Re: Re: Re: Goo prophylaxis

Nicholas Bostrom (
Wed, 3 Sep 1997 14:33:24 +0000


> In a message dated 9/2/97 7:15:10 AM, Nicholas Bostrom wrote:
> >CurtAdams wrote:
> >
> >> >Cars are optimised.
> >>
> >> In no sense. They get substantially better every year even after you
> >> discount for technological improvement. In what sense could they possibly
> be
> >> optimal at any point?
> >
> >(Fairly optimal.) In the sense that it would be *much* easier to
> >build something on four wheels that moves by itself than it is to
> >build a vehicle that can compete on the open market today. The
> >context was this: Carl said that a simple self-replicator would
> >contain about the same amount of information as a car. So some
> >kind of analogy-inference might be made if we know how difficult is
> >it to design a car. Well, how difficult is it? Many highly skilled
> >people have been busy for many decades designing cars, so it seems
> >very hard. But this would be to overlook the fact that the
> >self-replicators we are trying to build need not be optimised in the
> >sense that cars need to be, if they are to be acceptable to car
> >designers. The relevant analogy (a weak one, to be sure) is rather to
> >steerable automobiles on four wheels or something like that; not to
> >car that could be sold today.
> Any self-replicator has a much harder job than a steerable car. Based on Von
> Neumann's estimates, even in a tank with semi-processed raw materials, you'll
> need about 250,000 parts in a sophisticated (i.e., well-designed ) system.
> Carl's point (I think) was that that is roughly comparable to a modern car -
> an early car is much simpler. The analogy "simple car"="simple replicator"
> is not correct, in the same way that "simple cart"!="simple car".

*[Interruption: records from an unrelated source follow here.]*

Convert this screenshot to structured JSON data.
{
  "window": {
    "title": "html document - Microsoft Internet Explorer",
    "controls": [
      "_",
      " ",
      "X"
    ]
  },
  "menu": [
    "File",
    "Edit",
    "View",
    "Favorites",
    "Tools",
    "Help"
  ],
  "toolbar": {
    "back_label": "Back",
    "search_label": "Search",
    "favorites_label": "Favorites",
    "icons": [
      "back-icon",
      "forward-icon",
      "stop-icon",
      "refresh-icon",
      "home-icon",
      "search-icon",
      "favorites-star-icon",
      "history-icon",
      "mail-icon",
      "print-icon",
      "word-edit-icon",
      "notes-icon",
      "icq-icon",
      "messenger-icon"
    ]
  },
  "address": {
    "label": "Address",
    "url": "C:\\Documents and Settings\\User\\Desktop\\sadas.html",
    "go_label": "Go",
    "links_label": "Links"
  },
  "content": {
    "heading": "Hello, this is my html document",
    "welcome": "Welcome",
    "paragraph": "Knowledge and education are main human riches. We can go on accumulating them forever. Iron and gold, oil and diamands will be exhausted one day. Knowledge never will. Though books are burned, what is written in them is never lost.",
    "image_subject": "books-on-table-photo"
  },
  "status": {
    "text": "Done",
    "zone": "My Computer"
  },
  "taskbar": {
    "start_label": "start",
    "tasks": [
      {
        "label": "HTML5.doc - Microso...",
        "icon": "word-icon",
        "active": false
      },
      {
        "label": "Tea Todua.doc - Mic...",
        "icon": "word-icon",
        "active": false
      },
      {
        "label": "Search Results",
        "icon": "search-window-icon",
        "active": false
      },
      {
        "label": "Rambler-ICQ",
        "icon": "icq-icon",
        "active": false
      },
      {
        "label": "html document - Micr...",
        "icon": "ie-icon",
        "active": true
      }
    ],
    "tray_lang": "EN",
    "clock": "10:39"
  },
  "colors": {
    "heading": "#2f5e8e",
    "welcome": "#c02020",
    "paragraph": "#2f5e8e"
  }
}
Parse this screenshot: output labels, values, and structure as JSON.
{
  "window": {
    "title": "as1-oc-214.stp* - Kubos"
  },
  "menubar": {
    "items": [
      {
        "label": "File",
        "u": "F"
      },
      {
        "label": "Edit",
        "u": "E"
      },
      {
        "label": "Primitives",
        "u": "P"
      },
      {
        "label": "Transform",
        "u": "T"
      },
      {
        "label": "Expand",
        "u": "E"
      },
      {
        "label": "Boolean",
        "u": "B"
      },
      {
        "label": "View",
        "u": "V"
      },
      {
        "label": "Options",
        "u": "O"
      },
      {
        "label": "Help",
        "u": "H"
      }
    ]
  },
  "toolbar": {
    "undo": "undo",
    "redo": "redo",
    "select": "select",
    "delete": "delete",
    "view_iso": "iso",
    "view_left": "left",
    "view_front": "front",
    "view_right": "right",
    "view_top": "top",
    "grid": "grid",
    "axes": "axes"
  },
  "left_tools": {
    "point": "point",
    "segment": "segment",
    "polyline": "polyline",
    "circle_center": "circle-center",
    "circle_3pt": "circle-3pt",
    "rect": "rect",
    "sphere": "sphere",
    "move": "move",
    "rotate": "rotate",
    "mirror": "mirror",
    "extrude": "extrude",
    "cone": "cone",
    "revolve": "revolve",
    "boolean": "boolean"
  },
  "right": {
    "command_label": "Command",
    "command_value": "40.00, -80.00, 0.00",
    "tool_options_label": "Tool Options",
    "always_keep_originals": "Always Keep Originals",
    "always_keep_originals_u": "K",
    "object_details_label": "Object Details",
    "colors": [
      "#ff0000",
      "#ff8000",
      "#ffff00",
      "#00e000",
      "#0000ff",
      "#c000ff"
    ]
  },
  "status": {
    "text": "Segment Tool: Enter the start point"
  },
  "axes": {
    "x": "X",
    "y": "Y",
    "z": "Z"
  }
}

Ok, that makes sense. It seems that we have exhausted the power of
analogies now, though. We know that making a nanotech
self-replicator, even given perfect atomic positioning, would be
non-trivial. It would be useful if it were possible to come to a
slightly more precise conlusion, say about the order of magnitude of
the number of "genius-years" required. We would need to take into
account the possibility of developing better computers that could
help in simulations, and other enabling technologies.
Atomic positioning, and atomic monitoring, are prehaps just around
the corner. The STM and AFM achive this in a very imperfect manner,
but some good gripp-molecules to be placed on the tip of the needle
could possibly be developed within a few years. How long will it take
after that untill we have ab initio self-replicators? Ten, fifteen
years? 2015? I suppose that most of the action would happen in the
last few years, when there would be frenetic activity in labs all
over the world. By 2010 we should have some pretty impressive CAD
which would give extra acceleration to the process. Drexler tends to
avoid predictions about when things are going to happen, but if
pressed he says he believes that we will have a general assembler
sometime during the first third of the next century, and more likely
in the earlier part than in the later part of this interval. Hmm. On
my transhuman home page I say that I believe there is at least a 50%
chance that we will have superhuman artificial intelligence within 50
years. Perhaps I should strengthen this to 30 years?

Nicholas Bostrom

*Visit my transhumanist web site at*